Antoniadis works with themes of utopia and creates site-specific work responding to the Fruitlands experiment of 1843, including the high-reaching expectations, the ultimately disappointing outcome, and the structure of the house itself. The sculpture will have an open-air outline, or “ghost,” of the house that people could walk around and through. While loosely echoing the forms of the Fruitlands farmhouse, the sculpture will join structure and idea in metaphor, completing the past while casting it through a contemporary lens to reform or reject it, based on the viewpoint of each person experiencing it.
A New View: Landscapes from the Permanent Collection
September 2, 2017 – November 5, 2018
From chair rail to ceiling, the walls on the South Gallery will be resplendent with a salon-style display of the largest grouping in decades of landscape paintings from the museum's permanent collection. Featuring more than 50 paintings from Hudson River School painters including Albert Bierstadt, Thomas Cole, and Frederic Church, the 19th-century oil on canvas paintings will transport visitors to 1947, when museum founder Clara Endicott Sears first presented them to the public. Prints of original paintings are available at the Museum Store.
Contemporary Art Intervention
June – September 2018
Rachel Campbell, Barn Sketch 2, 2017, oil on panel
Three landscape paintings by Rachel Campbell appear within A New View: Landscapes from the Permanent Collection. Her paintings describe everyday life with vivid colors and lively brushstrokes that strike a memorable balance between lush paint and rendered space. Campbell states, “My paintings are landscapes, even if depicting portraits or objects, they are all a landscape to me.” The three paintings that are integrated into the salon-style gallery of over fifty landscapes from the 1800s depict things that have aspects of the world today—a cul-de-sac, a mobile home—while providing points of comparison with the older paintings with elements such as vivid foliage and familiar horizon lines.
Campbell is originally from New Zealand, and has been living in the USA since 2003. She studied art in both New Zealand and Canada, and has also spent time living and exhibiting in the UK and Germany. Rachel lives in Durham, NC. She exhibits with several galleries, including Clark Gallery in Lincoln, MA, and her work is in several private and public collections in over a dozen countries.

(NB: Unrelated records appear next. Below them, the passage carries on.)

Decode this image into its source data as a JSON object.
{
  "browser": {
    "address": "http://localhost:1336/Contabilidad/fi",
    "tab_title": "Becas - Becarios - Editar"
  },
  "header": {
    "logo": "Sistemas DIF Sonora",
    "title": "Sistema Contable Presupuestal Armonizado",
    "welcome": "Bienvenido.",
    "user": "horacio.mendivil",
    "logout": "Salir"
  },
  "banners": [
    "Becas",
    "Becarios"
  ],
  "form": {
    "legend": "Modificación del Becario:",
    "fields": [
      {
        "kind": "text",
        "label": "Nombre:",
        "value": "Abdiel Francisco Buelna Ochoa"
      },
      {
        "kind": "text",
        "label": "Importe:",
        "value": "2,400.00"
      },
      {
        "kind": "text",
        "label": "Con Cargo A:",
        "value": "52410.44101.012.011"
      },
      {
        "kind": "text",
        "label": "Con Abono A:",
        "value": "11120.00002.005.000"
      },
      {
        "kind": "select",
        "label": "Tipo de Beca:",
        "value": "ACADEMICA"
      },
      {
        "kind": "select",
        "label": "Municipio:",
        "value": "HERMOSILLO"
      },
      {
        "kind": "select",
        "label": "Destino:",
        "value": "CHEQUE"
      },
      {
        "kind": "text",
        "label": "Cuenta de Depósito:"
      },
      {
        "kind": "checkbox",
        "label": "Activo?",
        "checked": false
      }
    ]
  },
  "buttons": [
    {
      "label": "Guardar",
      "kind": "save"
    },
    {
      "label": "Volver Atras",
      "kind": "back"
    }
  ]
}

The permanent collection of Fruitlands museum focuses on 19th-century history and culture. Campbell’s paintings displayed alongside the Hudson River School paintings are part of an ongoing series of interventions where contemporary art engages with historical objects.
Also On View
Landscape and Portrait paintings from our permanent collection.